(Task to complete): In your copy, leave out the pictures and reproduce the listing below exactly.

(Material provided):
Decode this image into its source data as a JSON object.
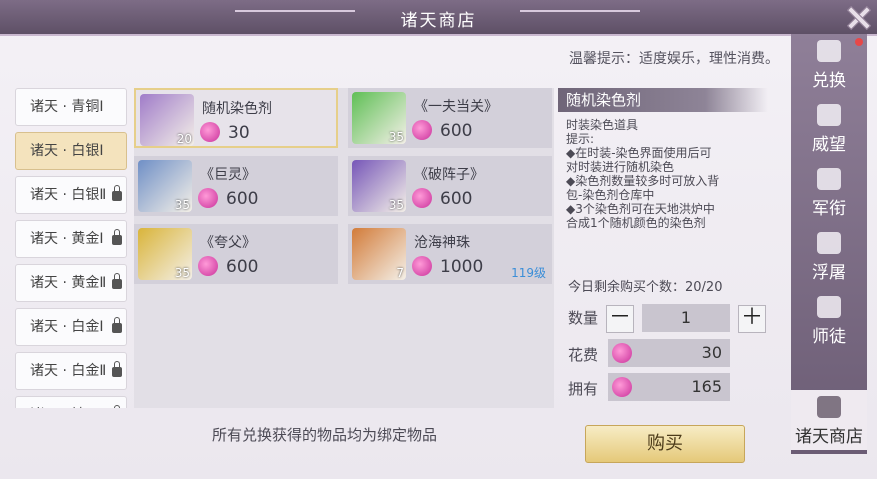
{
  "window": {
    "title": "诸天商店"
  },
  "tip": "温馨提示：适度娱乐，理性消费。",
  "tiers": [
    {
      "label": "诸天 · 青铜Ⅰ",
      "locked": false,
      "active": false
    },
    {
      "label": "诸天 · 白银Ⅰ",
      "locked": false,
      "active": true
    },
    {
      "label": "诸天 · 白银Ⅱ",
      "locked": true,
      "active": false
    },
    {
      "label": "诸天 · 黄金Ⅰ",
      "locked": true,
      "active": false
    },
    {
      "label": "诸天 · 黄金Ⅱ",
      "locked": true,
      "active": false
    },
    {
      "label": "诸天 · 白金Ⅰ",
      "locked": true,
      "active": false
    },
    {
      "label": "诸天 · 白金Ⅱ",
      "locked": true,
      "active": false
    },
    {
      "label": "诸天 · 钻石Ⅰ",
      "locked": true,
      "active": false
    }
  ],
  "items": [
    {
      "name": "随机染色剂",
      "price": "30",
      "level": "20",
      "req": "",
      "icon": "potion-icon",
      "color": "#a07cc9"
    },
    {
      "name": "《一夫当关》",
      "price": "600",
      "level": "35",
      "req": "",
      "icon": "scroll-green-icon",
      "color": "#5fbf55"
    },
    {
      "name": "《巨灵》",
      "price": "600",
      "level": "35",
      "req": "",
      "icon": "scroll-blue-icon",
      "color": "#6f8fc6"
    },
    {
      "name": "《破阵子》",
      "price": "600",
      "level": "35",
      "req": "",
      "icon": "scroll-purple-icon",
      "color": "#7656b8"
    },
    {
      "name": "《夸父》",
      "price": "600",
      "level": "35",
      "req": "",
      "icon": "scroll-yellow-icon",
      "color": "#d9b43a"
    },
    {
      "name": "沧海神珠",
      "price": "1000",
      "level": "7",
      "req": "119级",
      "icon": "pearl-icon",
      "color": "#d27b39"
    }
  ],
  "detail": {
    "title": "随机染色剂",
    "desc": [
      "时装染色道具",
      "提示:",
      "◆在时装-染色界面使用后可",
      "对时装进行随机染色",
      "◆染色剂数量较多时可放入背",
      "包-染色剂仓库中",
      "◆3个染色剂可在天地洪炉中",
      "合成1个随机颜色的染色剂"
    ],
    "remain": "今日剩余购买个数：20/20",
    "qty_label": "数量",
    "qty": "1",
    "minus": "－",
    "plus": "＋",
    "cost_label": "花费",
    "cost": "30",
    "own_label": "拥有",
    "own": "165"
  },
  "buy_label": "购买",
  "notice": "所有兑换获得的物品均为绑定物品",
  "rtabs": [
    {
      "label": "兑换",
      "icon": "scales-icon",
      "active": false,
      "dot": true
    },
    {
      "label": "威望",
      "icon": "wings-icon",
      "active": false,
      "dot": false
    },
    {
      "label": "军衔",
      "icon": "star-icon",
      "active": false,
      "dot": false
    },
    {
      "label": "浮屠",
      "icon": "pagoda-icon",
      "active": false,
      "dot": false
    },
    {
      "label": "师徒",
      "icon": "book-icon",
      "active": false,
      "dot": false
    },
    {
      "label": "诸天商店",
      "icon": "emblem-icon",
      "active": true,
      "dot": false
    }
  ]
}
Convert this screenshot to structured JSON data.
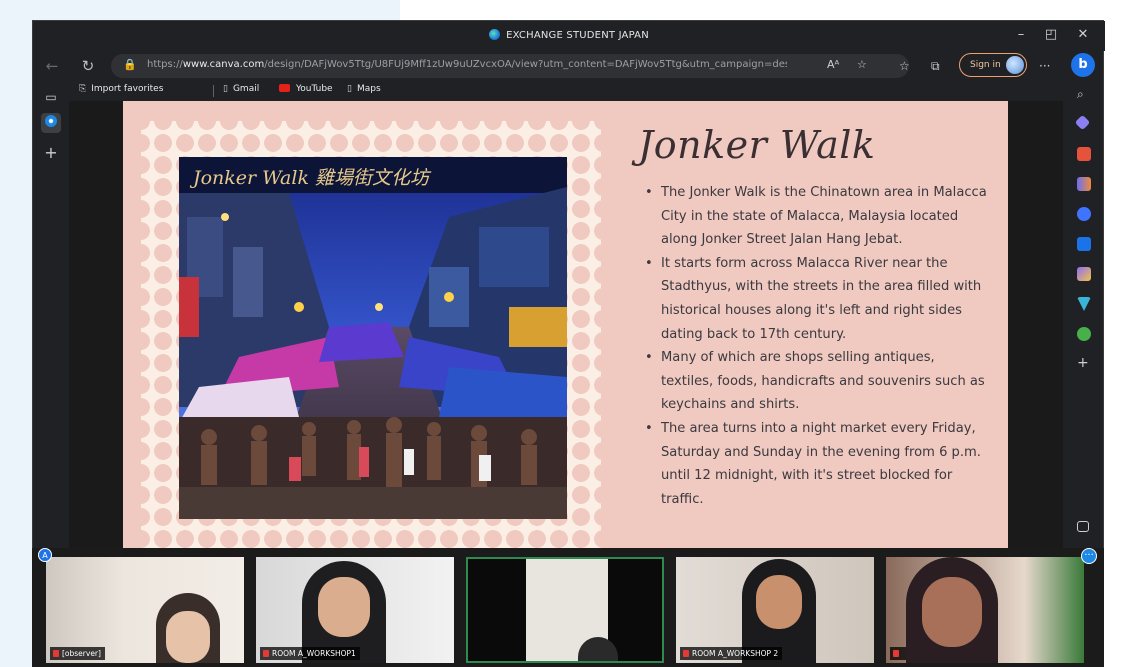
{
  "browser": {
    "window_title": "EXCHANGE STUDENT JAPAN",
    "url_prefix": "https://",
    "url_domain": "www.canva.com",
    "url_rest": "/design/DAFjWov5Ttg/U8FUj9Mff1zUw9uUZvcxOA/view?utm_content=DAFjWov5Ttg&utm_campaign=designshar...",
    "sign_in_label": "Sign in",
    "more_label": "···",
    "bing_label": "b"
  },
  "favorites": [
    {
      "label": "Import favorites",
      "icon": "import-icon"
    },
    {
      "label": "Gmail",
      "icon": "page-icon"
    },
    {
      "label": "YouTube",
      "icon": "youtube-icon"
    },
    {
      "label": "Maps",
      "icon": "page-icon"
    }
  ],
  "slide": {
    "heading": "Jonker Walk",
    "bullets": [
      "The Jonker Walk is the Chinatown area in Malacca City in the state of Malacca, Malaysia located along Jonker Street Jalan Hang Jebat.",
      "It starts form across Malacca River near the Stadthyus, with the streets in the area filled with historical houses along it's left and right sides dating back to 17th century.",
      "Many of which are shops selling antiques, textiles, foods, handicrafts and souvenirs such as keychains and shirts.",
      "The area turns into a night market every Friday, Saturday and Sunday in the evening from 6 p.m. until 12 midnight, with it's street blocked for traffic."
    ],
    "photo_sign": "Jonker Walk 雞場街文化坊"
  },
  "participants": [
    {
      "name": "[observer]"
    },
    {
      "name": "ROOM A_WORKSHOP1"
    },
    {
      "name": ""
    },
    {
      "name": "ROOM A_WORKSHOP 2"
    },
    {
      "name": ""
    }
  ],
  "badges": {
    "user_badge": "A",
    "more_badge": "···"
  },
  "colors": {
    "slide_bg": "#f0c9c0",
    "stamp": "#fbeee4",
    "browser_bg": "#202124",
    "signin_border": "#f0a070"
  }
}
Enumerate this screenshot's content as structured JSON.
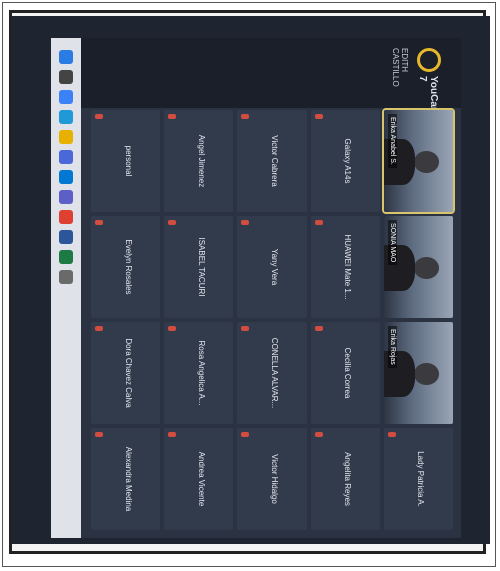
{
  "app": {
    "name": "YouCam 7",
    "user": "EDITH CASTILLO"
  },
  "participants": [
    {
      "name": "Erika Anabel S.",
      "video": true,
      "selected": true
    },
    {
      "name": "SONIA MAO",
      "video": true
    },
    {
      "name": "Erika Rojas",
      "video": true
    },
    {
      "name": "Lady Patricia A.",
      "video": false
    },
    {
      "name": "Galaxy A14s",
      "video": false
    },
    {
      "name": "HUAWEI Mate 1...",
      "video": false
    },
    {
      "name": "Cecilia Correa",
      "video": false
    },
    {
      "name": "Angelita Reyes",
      "video": false
    },
    {
      "name": "Victor Cabrera",
      "video": false
    },
    {
      "name": "Yany Vera",
      "video": false
    },
    {
      "name": "CONELLA ALVAR...",
      "video": false
    },
    {
      "name": "Victor Hidalgo",
      "video": false
    },
    {
      "name": "Angel Jimenez",
      "video": false
    },
    {
      "name": "ISABEL TACURI",
      "video": false
    },
    {
      "name": "Rosa Angelica A...",
      "video": false
    },
    {
      "name": "Andrea Vicente",
      "video": false
    },
    {
      "name": "personal",
      "video": false
    },
    {
      "name": "Evelyn Rosales",
      "video": false
    },
    {
      "name": "Dora Chavez Calva",
      "video": false
    },
    {
      "name": "Alexandra Medina",
      "video": false
    }
  ],
  "taskbar": {
    "icons": [
      "start-icon",
      "search-icon",
      "task-view-icon",
      "edge-icon",
      "files-icon",
      "store-icon",
      "mail-icon",
      "teams-icon",
      "chrome-icon",
      "word-icon",
      "excel-icon",
      "settings-icon"
    ],
    "colors": [
      "#2a7be4",
      "#444",
      "#3b82f6",
      "#1f9ad6",
      "#e8b000",
      "#4a68d8",
      "#0078d4",
      "#5b5fc7",
      "#de4032",
      "#2b579a",
      "#1d7a45",
      "#6a6a6a"
    ]
  }
}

(Answer to the problem):
Decode this image into its source data as a JSON object.
{
  "window": {
    "title": "诸天商店"
  },
  "tip": "温馨提示：适度娱乐，理性消费。",
  "tiers": [
    {
      "label": "诸天 · 青铜Ⅰ",
      "locked": false,
      "active": false
    },
    {
      "label": "诸天 · 白银Ⅰ",
      "locked": false,
      "active": true
    },
    {
      "label": "诸天 · 白银Ⅱ",
      "locked": true,
      "active": false
    },
    {
      "label": "诸天 · 黄金Ⅰ",
      "locked": true,
      "active": false
    },
    {
      "label": "诸天 · 黄金Ⅱ",
      "locked": true,
      "active": false
    },
    {
      "label": "诸天 · 白金Ⅰ",
      "locked": true,
      "active": false
    },
    {
      "label": "诸天 · 白金Ⅱ",
      "locked": true,
      "active": false
    },
    {
      "label": "诸天 · 钻石Ⅰ",
      "locked": true,
      "active": false
    }
  ],
  "items": [
    {
      "name": "随机染色剂",
      "price": "30",
      "level": "20",
      "req": "",
      "icon": "potion-icon",
      "color": "#a07cc9"
    },
    {
      "name": "《一夫当关》",
      "price": "600",
      "level": "35",
      "req": "",
      "icon": "scroll-green-icon",
      "color": "#5fbf55"
    },
    {
      "name": "《巨灵》",
      "price": "600",
      "level": "35",
      "req": "",
      "icon": "scroll-blue-icon",
      "color": "#6f8fc6"
    },
    {
      "name": "《破阵子》",
      "price": "600",
      "level": "35",
      "req": "",
      "icon": "scroll-purple-icon",
      "color": "#7656b8"
    },
    {
      "name": "《夸父》",
      "price": "600",
      "level": "35",
      "req": "",
      "icon": "scroll-yellow-icon",
      "color": "#d9b43a"
    },
    {
      "name": "沧海神珠",
      "price": "1000",
      "level": "7",
      "req": "119级",
      "icon": "pearl-icon",
      "color": "#d27b39"
    }
  ],
  "detail": {
    "title": "随机染色剂",
    "desc": [
      "时装染色道具",
      "提示:",
      "◆在时装-染色界面使用后可",
      "对时装进行随机染色",
      "◆染色剂数量较多时可放入背",
      "包-染色剂仓库中",
      "◆3个染色剂可在天地洪炉中",
      "合成1个随机颜色的染色剂"
    ],
    "remain": "今日剩余购买个数：20/20",
    "qty_label": "数量",
    "qty": "1",
    "minus": "－",
    "plus": "＋",
    "cost_label": "花费",
    "cost": "30",
    "own_label": "拥有",
    "own": "165"
  },
  "buy_label": "购买",
  "notice": "所有兑换获得的物品均为绑定物品",
  "rtabs": [
    {
      "label": "兑换",
      "icon": "scales-icon",
      "active": false,
      "dot": true
    },
    {
      "label": "威望",
      "icon": "wings-icon",
      "active": false,
      "dot": false
    },
    {
      "label": "军衔",
      "icon": "star-icon",
      "active": false,
      "dot": false
    },
    {
      "label": "浮屠",
      "icon": "pagoda-icon",
      "active": false,
      "dot": false
    },
    {
      "label": "师徒",
      "icon": "book-icon",
      "active": false,
      "dot": false
    },
    {
      "label": "诸天商店",
      "icon": "emblem-icon",
      "active": true,
      "dot": false
    }
  ]
}
Convert this screenshot to structured JSON data.
{
  "browser": {
    "window_title": "EXCHANGE STUDENT JAPAN",
    "url_prefix": "https://",
    "url_domain": "www.canva.com",
    "url_rest": "/design/DAFjWov5Ttg/U8FUj9Mff1zUw9uUZvcxOA/view?utm_content=DAFjWov5Ttg&utm_campaign=designshar...",
    "sign_in_label": "Sign in",
    "more_label": "···",
    "bing_label": "b"
  },
  "favorites": [
    {
      "label": "Import favorites",
      "icon": "import-icon"
    },
    {
      "label": "Gmail",
      "icon": "page-icon"
    },
    {
      "label": "YouTube",
      "icon": "youtube-icon"
    },
    {
      "label": "Maps",
      "icon": "page-icon"
    }
  ],
  "slide": {
    "heading": "Jonker Walk",
    "bullets": [
      "The Jonker Walk is the Chinatown area in Malacca City in the state of Malacca, Malaysia located along Jonker Street Jalan Hang Jebat.",
      "It starts form across Malacca River near the Stadthyus, with the streets in the area filled with historical houses along it's left and right sides dating back to 17th century.",
      "Many of which are shops selling antiques, textiles, foods, handicrafts and souvenirs such as keychains and shirts.",
      "The area turns into a night market every Friday, Saturday and Sunday in the evening from 6 p.m. until 12 midnight, with it's street blocked for traffic."
    ],
    "photo_sign": "Jonker Walk 雞場街文化坊"
  },
  "participants": [
    {
      "name": "[observer]"
    },
    {
      "name": "ROOM A_WORKSHOP1"
    },
    {
      "name": ""
    },
    {
      "name": "ROOM A_WORKSHOP 2"
    },
    {
      "name": ""
    }
  ],
  "badges": {
    "user_badge": "A",
    "more_badge": "···"
  },
  "colors": {
    "slide_bg": "#f0c9c0",
    "stamp": "#fbeee4",
    "browser_bg": "#202124",
    "signin_border": "#f0a070"
  }
}
Enumerate this screenshot's content as structured JSON.
{
  "app": {
    "name": "YouCam 7",
    "user": "EDITH CASTILLO"
  },
  "participants": [
    {
      "name": "Erika Anabel S.",
      "video": true,
      "selected": true
    },
    {
      "name": "SONIA MAO",
      "video": true
    },
    {
      "name": "Erika Rojas",
      "video": true
    },
    {
      "name": "Lady Patricia A.",
      "video": false
    },
    {
      "name": "Galaxy A14s",
      "video": false
    },
    {
      "name": "HUAWEI Mate 1...",
      "video": false
    },
    {
      "name": "Cecilia Correa",
      "video": false
    },
    {
      "name": "Angelita Reyes",
      "video": false
    },
    {
      "name": "Victor Cabrera",
      "video": false
    },
    {
      "name": "Yany Vera",
      "video": false
    },
    {
      "name": "CONELLA ALVAR...",
      "video": false
    },
    {
      "name": "Victor Hidalgo",
      "video": false
    },
    {
      "name": "Angel Jimenez",
      "video": false
    },
    {
      "name": "ISABEL TACURI",
      "video": false
    },
    {
      "name": "Rosa Angelica A...",
      "video": false
    },
    {
      "name": "Andrea Vicente",
      "video": false
    },
    {
      "name": "personal",
      "video": false
    },
    {
      "name": "Evelyn Rosales",
      "video": false
    },
    {
      "name": "Dora Chavez Calva",
      "video": false
    },
    {
      "name": "Alexandra Medina",
      "video": false
    }
  ],
  "taskbar": {
    "icons": [
      "start-icon",
      "search-icon",
      "task-view-icon",
      "edge-icon",
      "files-icon",
      "store-icon",
      "mail-icon",
      "teams-icon",
      "chrome-icon",
      "word-icon",
      "excel-icon",
      "settings-icon"
    ],
    "colors": [
      "#2a7be4",
      "#444",
      "#3b82f6",
      "#1f9ad6",
      "#e8b000",
      "#4a68d8",
      "#0078d4",
      "#5b5fc7",
      "#de4032",
      "#2b579a",
      "#1d7a45",
      "#6a6a6a"
    ]
  }
}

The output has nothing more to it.